shaped to direct flow into the bifurcated port of the heads. Passages in the manifolds
allow coolant to flow from the heads into the thermostat housing in a similar fashion to
the carburettor engines. The upper manifold flange is made to accept the butterfly bodies
that are the standard Alfa fitment - these engines were never produced with carburettors.
An induction system comprising a flow metering device and filter and housing assembly is
mounted onto the top of the throttle bodies.
The engine is fueled by an electronic fuel injection system, which reads engine speed and
position from the flywheel via a rear crankcase cover mounted sensor, engine demand by
means of a flowmeter, and engine temperature by means of a water temperature sensor
mounted in one of the inlet manifolds. Fuel is supplied by a high pressure injection pump
mounted under the rear of the car next to the spare wheel well, and a fuel pressure
regulator controls the pressure and returns unwanted fuel to the tank via a high pressure
return line. Most of the fuel lines are made from nylon, with steel fittings and
connectors, plus steel fuel rails mounted on top of the injectors. Fuel is unleaded.
Ignition is either via a mechanical distributor as fitted to the carburettor engines, or
on later varieties a distributor-less system controlled by the Alfa management system.
The exhaust system is larger bore, and the attachment flange to the heads is different

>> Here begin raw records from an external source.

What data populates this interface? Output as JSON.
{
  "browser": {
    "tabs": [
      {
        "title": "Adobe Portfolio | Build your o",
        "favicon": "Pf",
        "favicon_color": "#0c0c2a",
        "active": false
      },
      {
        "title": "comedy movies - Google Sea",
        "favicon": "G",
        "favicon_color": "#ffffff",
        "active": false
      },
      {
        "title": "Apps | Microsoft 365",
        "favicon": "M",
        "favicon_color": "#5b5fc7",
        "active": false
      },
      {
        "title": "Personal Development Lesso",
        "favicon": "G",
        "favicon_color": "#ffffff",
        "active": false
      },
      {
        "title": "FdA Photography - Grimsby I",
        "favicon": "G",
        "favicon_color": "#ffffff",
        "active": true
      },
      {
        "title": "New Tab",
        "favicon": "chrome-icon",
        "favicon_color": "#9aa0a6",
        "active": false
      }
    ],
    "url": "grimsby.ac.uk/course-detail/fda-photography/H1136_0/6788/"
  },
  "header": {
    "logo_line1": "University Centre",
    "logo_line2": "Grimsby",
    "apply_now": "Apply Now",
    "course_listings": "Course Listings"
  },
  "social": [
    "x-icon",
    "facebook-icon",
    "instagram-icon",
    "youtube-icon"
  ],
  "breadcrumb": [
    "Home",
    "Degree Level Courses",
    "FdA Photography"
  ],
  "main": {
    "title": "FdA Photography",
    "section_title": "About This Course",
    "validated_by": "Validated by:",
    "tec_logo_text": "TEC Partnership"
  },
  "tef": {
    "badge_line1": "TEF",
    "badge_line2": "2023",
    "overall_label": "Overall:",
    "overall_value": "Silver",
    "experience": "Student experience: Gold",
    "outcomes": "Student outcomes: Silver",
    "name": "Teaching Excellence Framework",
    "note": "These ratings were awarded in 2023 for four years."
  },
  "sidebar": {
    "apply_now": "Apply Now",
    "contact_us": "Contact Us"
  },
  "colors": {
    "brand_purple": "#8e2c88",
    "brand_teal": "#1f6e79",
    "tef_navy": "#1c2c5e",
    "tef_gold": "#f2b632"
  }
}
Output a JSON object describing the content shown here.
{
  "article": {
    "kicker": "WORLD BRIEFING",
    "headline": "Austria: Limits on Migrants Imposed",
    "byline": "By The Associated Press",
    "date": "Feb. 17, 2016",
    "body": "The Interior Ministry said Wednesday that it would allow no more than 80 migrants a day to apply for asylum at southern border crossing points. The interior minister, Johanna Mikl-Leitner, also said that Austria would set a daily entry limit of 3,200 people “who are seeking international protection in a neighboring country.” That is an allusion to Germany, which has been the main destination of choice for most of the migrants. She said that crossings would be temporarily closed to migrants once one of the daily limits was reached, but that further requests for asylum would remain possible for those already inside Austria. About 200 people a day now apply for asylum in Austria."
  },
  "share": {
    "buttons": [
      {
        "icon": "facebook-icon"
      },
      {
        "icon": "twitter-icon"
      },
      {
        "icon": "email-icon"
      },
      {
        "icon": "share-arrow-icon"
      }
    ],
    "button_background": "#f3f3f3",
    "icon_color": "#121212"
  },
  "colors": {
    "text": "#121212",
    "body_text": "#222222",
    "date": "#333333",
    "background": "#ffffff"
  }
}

from all 8v versions. In addition, it is a straighter run rearwards, so its shape is
different from those fitted to AlfaSuds and early Sprints.
The engine front crossmember was redesigned to clear the additional bulk of the cam wheels
Some series three cars were fitted with power steering and air conditioning, and therefore
a crank pulley with three grooves is fitted to the engine as standard.
The capacity of the engine is nominally 1721cc, and the stated power output is around
136bhp, but different power rating are quoted for the different models fitted with
If you have any queries, or have any suggestions as to what would improve
this site, send me an e-mail